The INternet FileSystem maps the DNS or other network namespaces into the host filesystem, such that one may conceptually cd /inet/edu/columbia/www/~vg96/papers, for instance, and expect to be able list the contents with ls or browse them with, say browse .. More usefully, perhaps, one could use this unification of the network and filesystem namespaces to cross-compile, remote-deploy "applets" by simply copying them and setting appropriate permissions etc.

The scheme sounds a bit like Plan9, but notice that even Plan9 stopped short of unifying the network namespace.
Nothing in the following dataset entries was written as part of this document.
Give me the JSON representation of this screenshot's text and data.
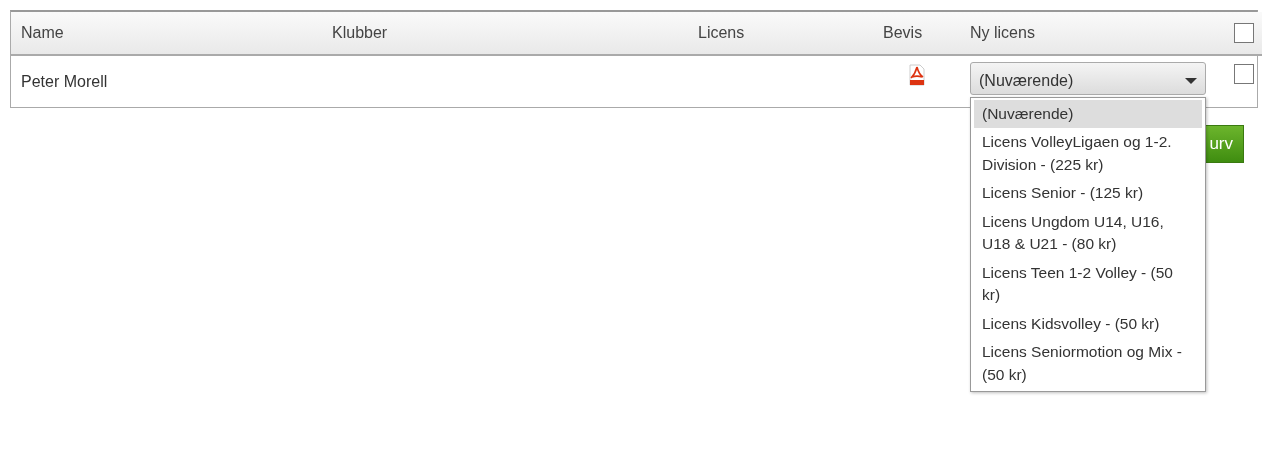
{
  "table": {
    "columns": [
      "Name",
      "Klubber",
      "Licens",
      "Bevis",
      "Ny licens"
    ],
    "header_checkbox": {
      "checked": false
    },
    "rows": [
      {
        "name": "Peter Morell",
        "bevis": {
          "kind": "pdf"
        },
        "checked": false,
        "ny_licens": {
          "value": "(Nuværende)",
          "expanded": true,
          "options": [
            {
              "label": "(Nuværende)",
              "selected": true
            },
            {
              "label": "Licens VolleyLigaen og 1-2. Division - (225 kr)",
              "selected": false
            },
            {
              "label": "Licens Senior - (125 kr)",
              "selected": false
            },
            {
              "label": "Licens Ungdom U14, U16, U18 & U21 - (80 kr)",
              "selected": false
            },
            {
              "label": "Licens Teen 1-2 Volley - (50 kr)",
              "selected": false
            },
            {
              "label": "Licens Kidsvolley - (50 kr)",
              "selected": false
            },
            {
              "label": "Licens Seniormotion og Mix - (50 kr)",
              "selected": false
            }
          ]
        }
      }
    ]
  },
  "button": {
    "label": "urv"
  }
}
The reason, as far as I can figure out, is that there seems to be no way to think of the DNS as the primary global addressing mechanism on which other forms of address, including IP, could depend. The problem is three-fold:

  1. The existence of a manually coordinated IP space was assumed in the design of the DNS, such that it prevents the DNS from being operated without IP (or an equivalent addressing mechanism). This is better explained in my thesis.
  2. If a DNS-like namespace can be had as a primary addressing mechanism, without incurring penalties elsewhere, then the need for a globally coordinated IP gets questioned, and that would be too fundamental an issue.
  3. It is hard to think so fundamentally differently without a model or a prototype to work with.
INFS is an experimental step to address the third aspect.

Even with INFS itself, there's clearly a Pandora's box of user interface and network application redesign opportunities waiting to be opened, which will take much work and need tons of discussion. I am more immediately concerned with

  • reduction of overall code footprint and context switches,
  • general IPv6/v4 transparency for applications,
  • and weaning applications and uses from IP addresses, so that we may introduce self-management of IP addresses on network, provider and Internet scales.
To get the basic idea across and to set the ball rolling, here's version 1.0, in which you still need to say cat <pathname>/tcp:22, for example, to see the SSH header, or echo -e "GET / HTTP/1.0\n\n" | rw ./tcp:80 to dump index.html.

Last updated: 2002-10-27